Justin Russell, Chief Inspector of Probation: Reflections and Future Developments

Taking stock of developments in probation services across England and Wales, and looking forward to how the landscape may look in months to come, HM Inspectorate of Probation's Chief Inspector of Probation, Justin Russell, shares some reflections and key points for consideration.


It has been a testing and challenging time for all those working in and around probation, not least because the merging of services into the public sector came amidst the continuing impact of Covid-19.

What we, at the Inspectorate, know is that probation services can adapt to change – proven by the professionalism applied to using the exceptional delivery models (EDM) during the pandemic and the calm, organised approach to unification. Like many in the criminal justice system, I welcome the move back into the public sector and efforts to ensure the service can run as smoothly and effectively as possible. We know Transforming Rehabilitation brought few successes – a flawed model which offered little in the way of financial backing or structural stability.

The quality of probation supervision will not improve merely by lifting and shifting large volumes of cases from the private sector into the public sector. Vacancies for probation officers must be filled and staff properly trained for their new responsibilities. The positive innovations that the private companies brought with them must not be lost. For the 220,000 people on probation there must be effective programmes that truly look to prevent reoffending, and victims must be properly supported and informed.

Offender management has been no less affected by previous structures than any other area of probation. We know that the past six years have been difficult for many services struggling with high caseloads and staff under relentless pressure, inevitably resulting in poorer quality supervision.
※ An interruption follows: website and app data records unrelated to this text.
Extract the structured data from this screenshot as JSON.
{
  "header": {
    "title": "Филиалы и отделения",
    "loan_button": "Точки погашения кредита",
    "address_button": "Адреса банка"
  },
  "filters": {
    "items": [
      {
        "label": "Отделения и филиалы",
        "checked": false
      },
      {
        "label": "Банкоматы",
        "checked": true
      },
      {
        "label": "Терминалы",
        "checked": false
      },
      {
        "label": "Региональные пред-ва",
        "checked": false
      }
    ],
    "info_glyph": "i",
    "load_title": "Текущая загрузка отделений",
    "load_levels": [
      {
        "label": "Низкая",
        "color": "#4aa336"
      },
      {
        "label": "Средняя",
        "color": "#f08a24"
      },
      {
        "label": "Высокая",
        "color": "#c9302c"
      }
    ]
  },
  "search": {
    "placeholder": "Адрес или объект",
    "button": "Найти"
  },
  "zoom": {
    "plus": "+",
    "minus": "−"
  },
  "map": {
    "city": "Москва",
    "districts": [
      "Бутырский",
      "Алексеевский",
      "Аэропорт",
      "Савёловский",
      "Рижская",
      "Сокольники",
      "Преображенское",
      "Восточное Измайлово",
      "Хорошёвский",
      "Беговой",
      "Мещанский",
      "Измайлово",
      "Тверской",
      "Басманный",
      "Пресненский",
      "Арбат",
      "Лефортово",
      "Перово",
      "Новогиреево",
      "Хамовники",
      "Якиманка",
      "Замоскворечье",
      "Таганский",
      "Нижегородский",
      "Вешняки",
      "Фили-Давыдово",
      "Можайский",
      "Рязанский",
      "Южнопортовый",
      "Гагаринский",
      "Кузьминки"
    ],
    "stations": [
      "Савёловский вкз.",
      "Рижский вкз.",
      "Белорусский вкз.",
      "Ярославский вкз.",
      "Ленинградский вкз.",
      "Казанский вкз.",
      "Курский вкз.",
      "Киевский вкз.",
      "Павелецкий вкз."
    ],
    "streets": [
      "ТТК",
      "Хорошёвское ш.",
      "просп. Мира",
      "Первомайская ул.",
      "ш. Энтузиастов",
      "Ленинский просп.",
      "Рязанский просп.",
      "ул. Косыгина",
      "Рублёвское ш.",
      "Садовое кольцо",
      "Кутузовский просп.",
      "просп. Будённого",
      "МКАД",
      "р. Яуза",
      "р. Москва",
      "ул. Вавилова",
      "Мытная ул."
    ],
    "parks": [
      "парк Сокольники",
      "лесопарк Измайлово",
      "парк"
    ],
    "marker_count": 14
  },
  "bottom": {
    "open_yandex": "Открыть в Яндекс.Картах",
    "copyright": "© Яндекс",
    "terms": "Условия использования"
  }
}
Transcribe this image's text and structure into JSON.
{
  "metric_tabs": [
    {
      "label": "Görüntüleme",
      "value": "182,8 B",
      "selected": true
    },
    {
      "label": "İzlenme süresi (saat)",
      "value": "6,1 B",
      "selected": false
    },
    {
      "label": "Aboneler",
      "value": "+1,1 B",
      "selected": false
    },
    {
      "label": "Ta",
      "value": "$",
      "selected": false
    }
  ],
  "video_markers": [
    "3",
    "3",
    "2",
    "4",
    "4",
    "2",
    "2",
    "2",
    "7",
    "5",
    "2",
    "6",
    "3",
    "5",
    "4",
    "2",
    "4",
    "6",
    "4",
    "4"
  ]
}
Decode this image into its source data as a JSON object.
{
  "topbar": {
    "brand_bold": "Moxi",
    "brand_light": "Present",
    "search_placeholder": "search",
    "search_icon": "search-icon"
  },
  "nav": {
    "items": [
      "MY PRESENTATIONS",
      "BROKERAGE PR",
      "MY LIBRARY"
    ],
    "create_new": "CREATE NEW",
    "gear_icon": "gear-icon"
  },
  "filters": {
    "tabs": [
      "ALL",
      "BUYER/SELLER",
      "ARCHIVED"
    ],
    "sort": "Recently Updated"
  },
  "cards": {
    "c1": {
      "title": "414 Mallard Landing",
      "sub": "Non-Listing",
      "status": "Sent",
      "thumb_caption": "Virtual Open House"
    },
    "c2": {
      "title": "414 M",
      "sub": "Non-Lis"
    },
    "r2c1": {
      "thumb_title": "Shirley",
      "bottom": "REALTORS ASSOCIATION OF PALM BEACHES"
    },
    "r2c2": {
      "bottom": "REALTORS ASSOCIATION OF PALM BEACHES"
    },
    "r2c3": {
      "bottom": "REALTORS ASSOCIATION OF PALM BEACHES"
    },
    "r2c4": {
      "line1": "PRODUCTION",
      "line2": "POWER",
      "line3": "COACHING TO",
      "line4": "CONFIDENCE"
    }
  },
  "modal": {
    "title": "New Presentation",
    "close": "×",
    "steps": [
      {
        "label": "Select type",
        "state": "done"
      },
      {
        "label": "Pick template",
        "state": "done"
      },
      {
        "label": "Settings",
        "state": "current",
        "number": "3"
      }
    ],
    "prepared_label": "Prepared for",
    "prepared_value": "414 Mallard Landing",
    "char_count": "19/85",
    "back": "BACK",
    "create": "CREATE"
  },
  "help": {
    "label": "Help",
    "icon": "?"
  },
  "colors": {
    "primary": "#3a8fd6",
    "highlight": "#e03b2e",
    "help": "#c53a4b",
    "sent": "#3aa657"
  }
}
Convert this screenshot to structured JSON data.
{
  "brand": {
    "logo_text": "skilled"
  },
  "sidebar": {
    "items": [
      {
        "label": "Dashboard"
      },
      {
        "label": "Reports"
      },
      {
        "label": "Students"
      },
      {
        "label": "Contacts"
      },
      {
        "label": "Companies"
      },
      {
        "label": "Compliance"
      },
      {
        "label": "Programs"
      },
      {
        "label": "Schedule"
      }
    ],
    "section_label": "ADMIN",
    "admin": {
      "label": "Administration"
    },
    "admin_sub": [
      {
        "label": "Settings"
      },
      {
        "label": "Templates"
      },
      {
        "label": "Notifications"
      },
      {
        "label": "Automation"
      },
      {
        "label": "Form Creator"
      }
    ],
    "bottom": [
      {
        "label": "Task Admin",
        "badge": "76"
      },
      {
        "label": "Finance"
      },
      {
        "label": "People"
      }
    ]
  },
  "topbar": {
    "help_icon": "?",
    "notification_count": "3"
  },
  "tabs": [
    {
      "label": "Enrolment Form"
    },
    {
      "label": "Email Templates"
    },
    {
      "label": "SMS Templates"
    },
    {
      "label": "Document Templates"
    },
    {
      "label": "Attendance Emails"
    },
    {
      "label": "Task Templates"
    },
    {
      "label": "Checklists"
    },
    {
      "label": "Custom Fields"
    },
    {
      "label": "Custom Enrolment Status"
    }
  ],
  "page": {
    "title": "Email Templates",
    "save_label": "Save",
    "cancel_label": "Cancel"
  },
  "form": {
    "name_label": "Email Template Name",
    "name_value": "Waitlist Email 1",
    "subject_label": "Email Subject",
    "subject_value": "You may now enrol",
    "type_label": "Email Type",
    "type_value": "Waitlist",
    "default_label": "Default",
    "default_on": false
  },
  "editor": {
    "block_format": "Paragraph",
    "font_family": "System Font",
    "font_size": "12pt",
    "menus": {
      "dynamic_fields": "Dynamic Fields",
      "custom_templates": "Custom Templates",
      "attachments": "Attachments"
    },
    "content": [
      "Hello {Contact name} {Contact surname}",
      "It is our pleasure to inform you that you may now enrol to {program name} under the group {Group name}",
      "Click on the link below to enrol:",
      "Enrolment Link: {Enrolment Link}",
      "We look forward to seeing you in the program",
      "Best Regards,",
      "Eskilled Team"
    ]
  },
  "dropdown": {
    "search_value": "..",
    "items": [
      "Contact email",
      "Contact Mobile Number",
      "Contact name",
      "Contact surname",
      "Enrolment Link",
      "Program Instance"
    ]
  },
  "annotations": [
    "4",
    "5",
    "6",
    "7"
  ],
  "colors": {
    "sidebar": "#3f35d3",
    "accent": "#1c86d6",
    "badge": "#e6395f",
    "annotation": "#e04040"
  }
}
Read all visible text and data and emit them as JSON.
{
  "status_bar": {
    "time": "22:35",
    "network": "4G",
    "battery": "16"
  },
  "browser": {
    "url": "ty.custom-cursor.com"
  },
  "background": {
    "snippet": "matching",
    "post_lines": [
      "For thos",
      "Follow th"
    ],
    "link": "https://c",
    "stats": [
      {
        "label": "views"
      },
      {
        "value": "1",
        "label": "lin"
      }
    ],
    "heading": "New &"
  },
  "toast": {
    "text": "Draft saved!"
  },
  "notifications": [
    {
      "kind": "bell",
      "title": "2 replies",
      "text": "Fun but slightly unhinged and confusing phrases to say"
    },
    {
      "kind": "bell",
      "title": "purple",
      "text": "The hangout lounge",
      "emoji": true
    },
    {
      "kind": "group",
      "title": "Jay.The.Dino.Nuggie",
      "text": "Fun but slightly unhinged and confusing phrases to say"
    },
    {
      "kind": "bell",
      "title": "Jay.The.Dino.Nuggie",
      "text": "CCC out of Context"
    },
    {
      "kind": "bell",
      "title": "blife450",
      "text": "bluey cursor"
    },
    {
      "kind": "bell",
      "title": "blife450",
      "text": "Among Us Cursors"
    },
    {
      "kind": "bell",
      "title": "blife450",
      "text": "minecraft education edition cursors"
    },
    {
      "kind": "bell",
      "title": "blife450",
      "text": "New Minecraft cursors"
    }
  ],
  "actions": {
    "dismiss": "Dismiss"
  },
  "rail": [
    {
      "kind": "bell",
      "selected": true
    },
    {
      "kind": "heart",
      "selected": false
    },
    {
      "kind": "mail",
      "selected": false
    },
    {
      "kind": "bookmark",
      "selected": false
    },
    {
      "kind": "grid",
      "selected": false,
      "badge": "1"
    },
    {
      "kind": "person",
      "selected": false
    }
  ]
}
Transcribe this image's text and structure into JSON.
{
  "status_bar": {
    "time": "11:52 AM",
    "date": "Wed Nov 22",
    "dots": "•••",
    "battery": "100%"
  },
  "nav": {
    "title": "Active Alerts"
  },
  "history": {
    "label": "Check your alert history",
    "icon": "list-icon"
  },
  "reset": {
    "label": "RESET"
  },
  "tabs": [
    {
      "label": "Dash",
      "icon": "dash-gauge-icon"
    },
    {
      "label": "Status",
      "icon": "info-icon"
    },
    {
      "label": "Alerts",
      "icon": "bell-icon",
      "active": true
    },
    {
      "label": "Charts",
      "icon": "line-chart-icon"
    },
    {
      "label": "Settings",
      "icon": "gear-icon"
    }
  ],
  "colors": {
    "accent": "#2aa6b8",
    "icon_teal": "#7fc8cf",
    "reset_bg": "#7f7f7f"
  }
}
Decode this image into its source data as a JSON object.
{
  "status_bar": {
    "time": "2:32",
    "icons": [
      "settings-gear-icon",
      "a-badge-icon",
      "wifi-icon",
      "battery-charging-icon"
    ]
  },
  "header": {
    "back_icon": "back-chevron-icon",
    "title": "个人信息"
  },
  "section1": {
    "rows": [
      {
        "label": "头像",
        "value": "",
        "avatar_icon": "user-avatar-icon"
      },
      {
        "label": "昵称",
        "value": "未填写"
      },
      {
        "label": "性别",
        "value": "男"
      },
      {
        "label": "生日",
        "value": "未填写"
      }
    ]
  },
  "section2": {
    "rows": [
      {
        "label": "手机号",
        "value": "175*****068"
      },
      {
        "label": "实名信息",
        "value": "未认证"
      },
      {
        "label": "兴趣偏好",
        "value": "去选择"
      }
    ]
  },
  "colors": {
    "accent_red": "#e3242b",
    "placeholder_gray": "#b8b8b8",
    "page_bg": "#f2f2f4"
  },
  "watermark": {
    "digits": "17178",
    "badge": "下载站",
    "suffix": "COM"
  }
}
The new, unified Probation Service brings opportunities. It is a chance for the service to come together to speak with one voice. Day one, or 100 days in, is just the beginning of long-term journey for probation that will require sustained investment and commitment to this transformation.